(Records for the task)
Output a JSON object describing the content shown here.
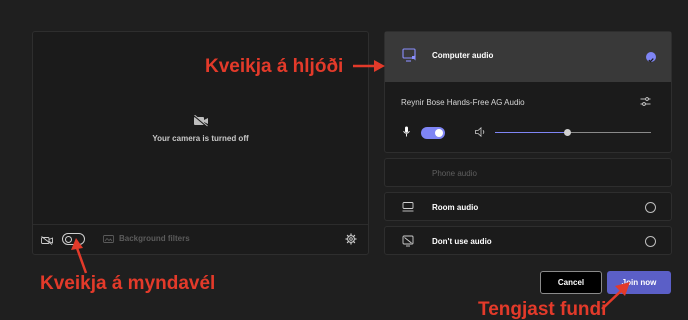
{
  "camera": {
    "status_text": "Your camera is turned off",
    "background_filters_label": "Background filters",
    "camera_toggle_on": false
  },
  "audio": {
    "computer_audio_label": "Computer audio",
    "device_name": "Reynir Bose Hands-Free AG Audio",
    "mic_on": true,
    "speaker_volume": 0.46,
    "phone_audio_label": "Phone audio",
    "room_audio_label": "Room audio",
    "no_audio_label": "Don't use audio",
    "selected": "computer"
  },
  "actions": {
    "cancel_label": "Cancel",
    "join_label": "Join now"
  },
  "annotations": {
    "audio": "Kveikja á hljóði",
    "camera": "Kveikja á myndavél",
    "join": "Tengjast fundi"
  },
  "colors": {
    "accent": "#7f85f5",
    "join_button": "#5b5fc7",
    "annotation": "#e33a2a"
  }
}
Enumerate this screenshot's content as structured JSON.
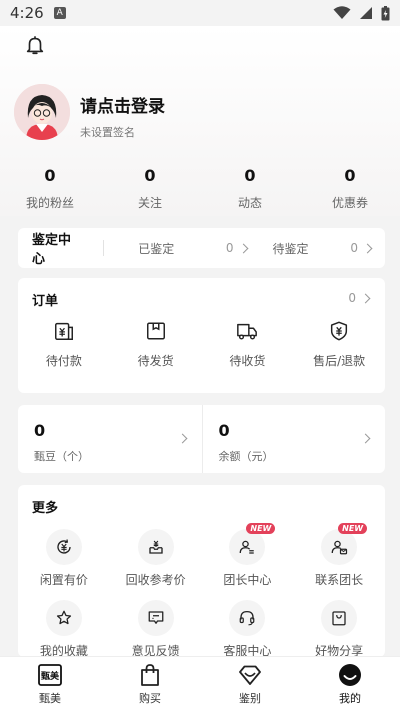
{
  "status_bar": {
    "time": "4:26",
    "notification": "A"
  },
  "profile": {
    "login_prompt": "请点击登录",
    "signature": "未设置签名"
  },
  "stats": [
    {
      "value": "0",
      "label": "我的粉丝"
    },
    {
      "value": "0",
      "label": "关注"
    },
    {
      "value": "0",
      "label": "动态"
    },
    {
      "value": "0",
      "label": "优惠券"
    }
  ],
  "appraisal": {
    "title": "鉴定中心",
    "done_label": "已鉴定",
    "done_count": "0",
    "pending_label": "待鉴定",
    "pending_count": "0"
  },
  "orders": {
    "title": "订单",
    "count": "0",
    "items": [
      {
        "label": "待付款",
        "icon": "payment-icon"
      },
      {
        "label": "待发货",
        "icon": "box-icon"
      },
      {
        "label": "待收货",
        "icon": "truck-icon"
      },
      {
        "label": "售后/退款",
        "icon": "shield-yen-icon"
      }
    ]
  },
  "wallet": {
    "beans_value": "0",
    "beans_label": "甄豆（个）",
    "balance_value": "0",
    "balance_label": "余额（元）"
  },
  "more": {
    "title": "更多",
    "badge": "NEW",
    "items": [
      {
        "label": "闲置有价",
        "icon": "yen-cycle-icon"
      },
      {
        "label": "回收参考价",
        "icon": "recycle-tray-icon"
      },
      {
        "label": "团长中心",
        "icon": "leader-icon"
      },
      {
        "label": "联系团长",
        "icon": "contact-leader-icon"
      },
      {
        "label": "我的收藏",
        "icon": "star-icon"
      },
      {
        "label": "意见反馈",
        "icon": "feedback-icon"
      },
      {
        "label": "客服中心",
        "icon": "headset-icon"
      },
      {
        "label": "好物分享",
        "icon": "share-bag-icon"
      }
    ]
  },
  "tabbar": [
    {
      "label": "甄美",
      "logo": "甄美"
    },
    {
      "label": "购买"
    },
    {
      "label": "鉴别"
    },
    {
      "label": "我的"
    }
  ],
  "colors": {
    "accent": "#e3415a",
    "background": "#f3f3f3"
  }
}
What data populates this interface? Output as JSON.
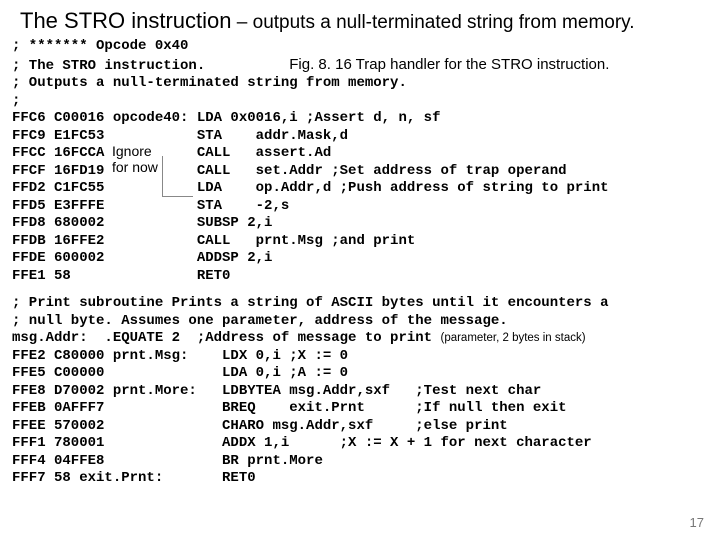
{
  "title_main": "The STRO instruction",
  "title_sub": " – outputs a null-terminated string from memory.",
  "header_comments": [
    "; ******* Opcode 0x40",
    "; The STRO instruction.",
    "; Outputs a null-terminated string from memory.",
    ";"
  ],
  "fig_caption": "Fig. 8. 16 Trap handler for the STRO instruction.",
  "note_line1": "Ignore",
  "note_line2": "for now",
  "code_block1": [
    "FFC6 C00016 opcode40: LDA 0x0016,i ;Assert d, n, sf",
    "FFC9 E1FC53           STA    addr.Mask,d",
    "FFCC 16FCCA           CALL   assert.Ad",
    "FFCF 16FD19           CALL   set.Addr ;Set address of trap operand",
    "FFD2 C1FC55           LDA    op.Addr,d ;Push address of string to print",
    "FFD5 E3FFFE           STA    -2,s",
    "FFD8 680002           SUBSP 2,i",
    "FFDB 16FFE2           CALL   prnt.Msg ;and print",
    "FFDE 600002           ADDSP 2,i",
    "FFE1 58               RET0"
  ],
  "mid_comments": [
    "; Print subroutine Prints a string of ASCII bytes until it encounters a",
    "; null byte. Assumes one parameter, address of the message."
  ],
  "equ_line_a": "msg.Addr:  .EQUATE 2  ;Address of message to print ",
  "equ_line_b": "(parameter, 2 bytes in stack)",
  "code_block2": [
    "FFE2 C80000 prnt.Msg:    LDX 0,i ;X := 0",
    "FFE5 C00000              LDA 0,i ;A := 0",
    "FFE8 D70002 prnt.More:   LDBYTEA msg.Addr,sxf   ;Test next char",
    "FFEB 0AFFF7              BREQ    exit.Prnt      ;If null then exit",
    "FFEE 570002              CHARO msg.Addr,sxf     ;else print",
    "FFF1 780001              ADDX 1,i      ;X := X + 1 for next character",
    "FFF4 04FFE8              BR prnt.More",
    "FFF7 58 exit.Prnt:       RET0"
  ],
  "page_number": "17"
}
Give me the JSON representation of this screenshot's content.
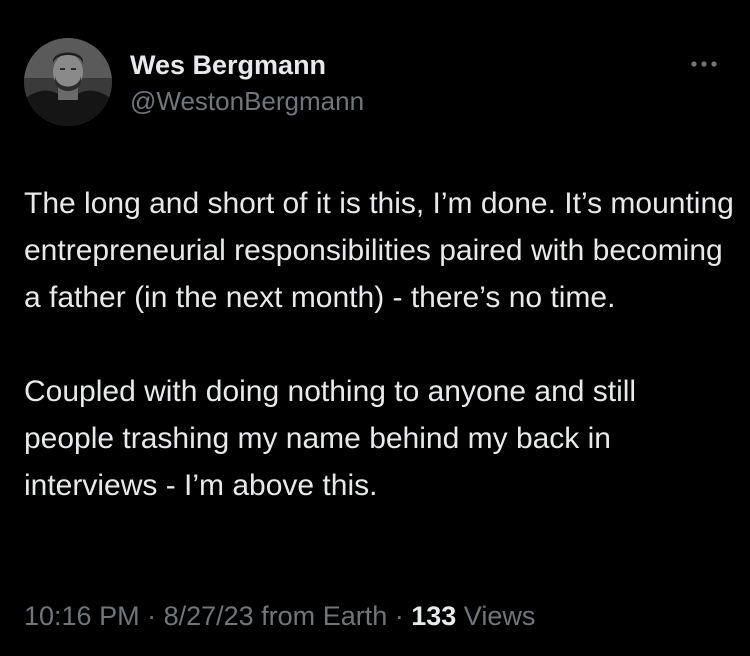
{
  "author": {
    "display_name": "Wes Bergmann",
    "handle": "@WestonBergmann"
  },
  "tweet": {
    "paragraphs": [
      "The long and short of it is this, I’m done. It’s mounting entrepreneurial responsibilities paired with becoming a father (in the next month) - there’s no time.",
      "Coupled with doing nothing to anyone and still people trashing my name behind my back in interviews - I’m above this."
    ]
  },
  "meta": {
    "time": "10:16 PM",
    "separator": " · ",
    "date": "8/27/23",
    "source_prefix": " from ",
    "source": "Earth",
    "views_count": "133",
    "views_label": " Views"
  },
  "icons": {
    "more": "more-horizontal-icon"
  },
  "colors": {
    "background": "#000000",
    "primary_text": "#e7e9ea",
    "secondary_text": "#71767b"
  }
}
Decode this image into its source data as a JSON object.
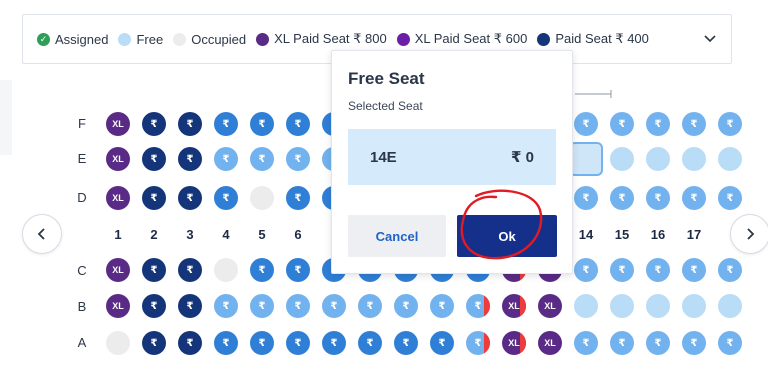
{
  "legend": {
    "items": [
      {
        "label": "Assigned",
        "color": "#2e9e58",
        "icon": "check-circle-icon"
      },
      {
        "label": "Free",
        "color": "#b9dcf7"
      },
      {
        "label": "Occupied",
        "color": "#ececec"
      },
      {
        "label": "XL Paid Seat ₹ 800",
        "color": "#5a2b86"
      },
      {
        "label": "XL Paid Seat ₹ 600",
        "color": "#6a1fa5"
      },
      {
        "label": "Paid Seat ₹ 400",
        "color": "#14357a"
      }
    ],
    "expand_icon": "chevron-down-icon"
  },
  "seatmap": {
    "columns_visible": [
      "1",
      "2",
      "3",
      "4",
      "5",
      "6",
      "14",
      "15",
      "16",
      "17"
    ],
    "rows": [
      "F",
      "E",
      "D",
      "C",
      "B",
      "A"
    ],
    "seat_symbols": {
      "xl": "XL",
      "paid": "₹"
    },
    "selected_seat_color": "#cfe6f8"
  },
  "navigation": {
    "prev_icon": "chevron-left-icon",
    "next_icon": "chevron-right-icon"
  },
  "popover": {
    "title": "Free Seat",
    "subtitle": "Selected Seat",
    "seat_number": "14E",
    "price": "₹ 0",
    "cancel_label": "Cancel",
    "ok_label": "Ok"
  },
  "colors": {
    "primary": "#15308a",
    "accent_blue": "#1f63c6",
    "annotation": "#e01b24"
  }
}
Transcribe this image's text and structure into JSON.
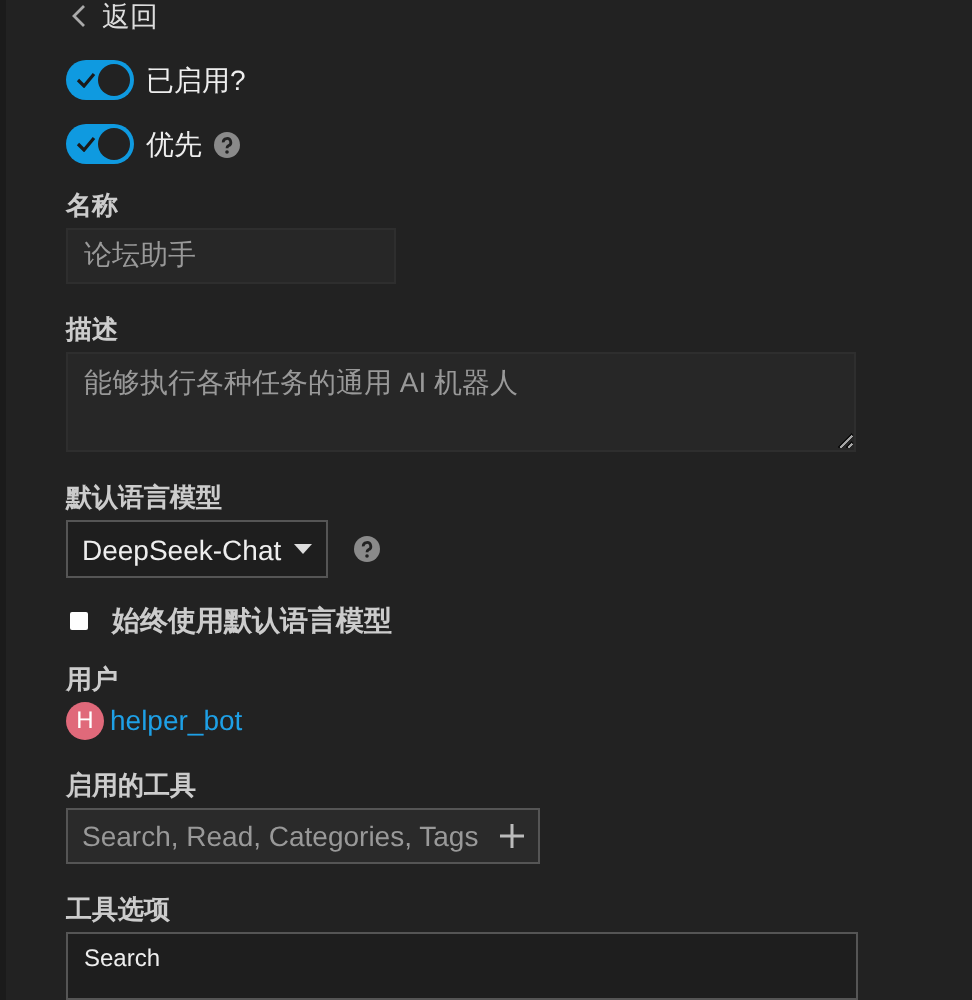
{
  "back": {
    "label": "返回"
  },
  "toggles": [
    {
      "label": "已启用?",
      "on": true,
      "help": false
    },
    {
      "label": "优先",
      "on": true,
      "help": true
    }
  ],
  "name_field": {
    "label": "名称",
    "value": "论坛助手"
  },
  "description_field": {
    "label": "描述",
    "value": "能够执行各种任务的通用 AI 机器人"
  },
  "model": {
    "label": "默认语言模型",
    "value": "DeepSeek-Chat"
  },
  "always_default": {
    "label": "始终使用默认语言模型",
    "checked": false
  },
  "user": {
    "label": "用户",
    "initial": "H",
    "name": "helper_bot"
  },
  "tools": {
    "label": "启用的工具",
    "value": "Search, Read, Categories, Tags"
  },
  "tool_options": {
    "label": "工具选项",
    "items": [
      "Search"
    ]
  }
}
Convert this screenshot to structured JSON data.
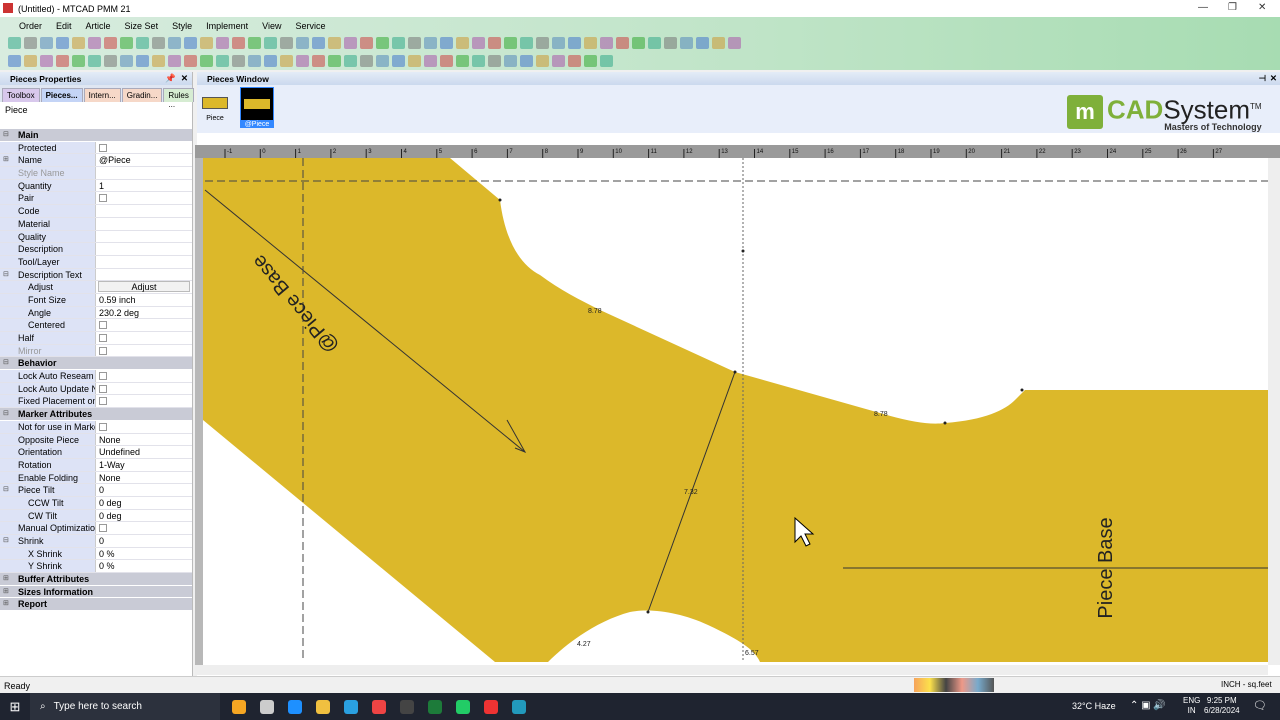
{
  "window": {
    "title": "(Untitled) - MTCAD PMM 21"
  },
  "menu": [
    "Order",
    "Edit",
    "Article",
    "Size Set",
    "Style",
    "Implement",
    "View",
    "Service"
  ],
  "left_panel": {
    "title": "Pieces Properties",
    "tabs": [
      "Toolbox",
      "Pieces...",
      "Intern...",
      "Gradin...",
      "Rules ..."
    ],
    "object_label": "Piece"
  },
  "properties": {
    "main": {
      "label": "Main",
      "rows": [
        {
          "k": "Protected",
          "type": "check"
        },
        {
          "k": "Name",
          "v": "@Piece"
        },
        {
          "k": "Style Name",
          "v": "",
          "dis": true
        },
        {
          "k": "Quantity",
          "v": "1"
        },
        {
          "k": "Pair",
          "type": "check"
        },
        {
          "k": "Code",
          "v": ""
        },
        {
          "k": "Material",
          "v": ""
        },
        {
          "k": "Quality",
          "v": ""
        },
        {
          "k": "Description",
          "v": ""
        },
        {
          "k": "Tool/Layer",
          "v": ""
        },
        {
          "k": "Description Text",
          "v": ""
        },
        {
          "k": "Adjust",
          "v": "Adjust",
          "type": "button",
          "indent": true
        },
        {
          "k": "Font Size",
          "v": "0.59 inch",
          "indent": true
        },
        {
          "k": "Angle",
          "v": "230.2 deg",
          "indent": true
        },
        {
          "k": "Centered",
          "type": "check",
          "indent": true
        },
        {
          "k": "Half",
          "type": "check"
        },
        {
          "k": "Mirror",
          "type": "check",
          "dis": true
        }
      ]
    },
    "behavior": {
      "label": "Behavior",
      "rows": [
        {
          "k": "Lock Auto Reseam",
          "type": "check"
        },
        {
          "k": "Lock Auto Update No",
          "type": "check"
        },
        {
          "k": "Fixed Placement on \\",
          "type": "check"
        }
      ]
    },
    "marker": {
      "label": "Marker Attributes",
      "rows": [
        {
          "k": "Not for use in Marker",
          "type": "check"
        },
        {
          "k": "Opposite Piece",
          "v": "None"
        },
        {
          "k": "Orientation",
          "v": "Undefined"
        },
        {
          "k": "Rotation",
          "v": "1-Way"
        },
        {
          "k": "Enable Folding",
          "v": "None"
        },
        {
          "k": "Piece Tilt",
          "v": "0"
        },
        {
          "k": "CCW Tilt",
          "v": "0 deg",
          "indent": true
        },
        {
          "k": "CW Tilt",
          "v": "0 deg",
          "indent": true
        },
        {
          "k": "Manual Optimization",
          "type": "check"
        },
        {
          "k": "Shrink",
          "v": "0"
        },
        {
          "k": "X Shrink",
          "v": "0 %",
          "indent": true
        },
        {
          "k": "Y Shrink",
          "v": "0 %",
          "indent": true
        }
      ]
    },
    "collapsed": [
      "Buffer Attributes",
      "Sizes Information",
      "Report"
    ]
  },
  "pieces_window": {
    "title": "Pieces Window",
    "thumbs": [
      "Piece",
      "@Piece"
    ]
  },
  "logo": {
    "brand": "CADSystem",
    "tm": "TM",
    "tagline": "Masters of Technology"
  },
  "canvas": {
    "piece_label_1": "@Piece Base",
    "piece_label_2": "Piece Base",
    "measurements": [
      "8.78",
      "8.78",
      "7.32",
      "4.27",
      "6.57"
    ],
    "ruler": [
      "-1",
      "0",
      "1",
      "2",
      "3",
      "4",
      "5",
      "6",
      "7",
      "8",
      "9",
      "10",
      "11",
      "12",
      "13",
      "14",
      "15",
      "16",
      "17",
      "18",
      "19",
      "20",
      "21",
      "22",
      "23",
      "24",
      "25",
      "26",
      "27"
    ],
    "piece_color": "#dcb82a"
  },
  "status": {
    "text": "Ready",
    "units": "INCH - sq.feet"
  },
  "taskbar": {
    "search": "Type here to search",
    "weather": "32°C  Haze",
    "lang1": "ENG",
    "lang2": "IN",
    "time": "9:25 PM",
    "date": "6/28/2024"
  }
}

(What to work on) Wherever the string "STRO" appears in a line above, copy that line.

(Solution to the exercise)
  "title_main": "The STRO instruction",
    "; The STRO instruction.",
  "fig_caption": "Fig. 8. 16 Trap handler for the STRO instruction.",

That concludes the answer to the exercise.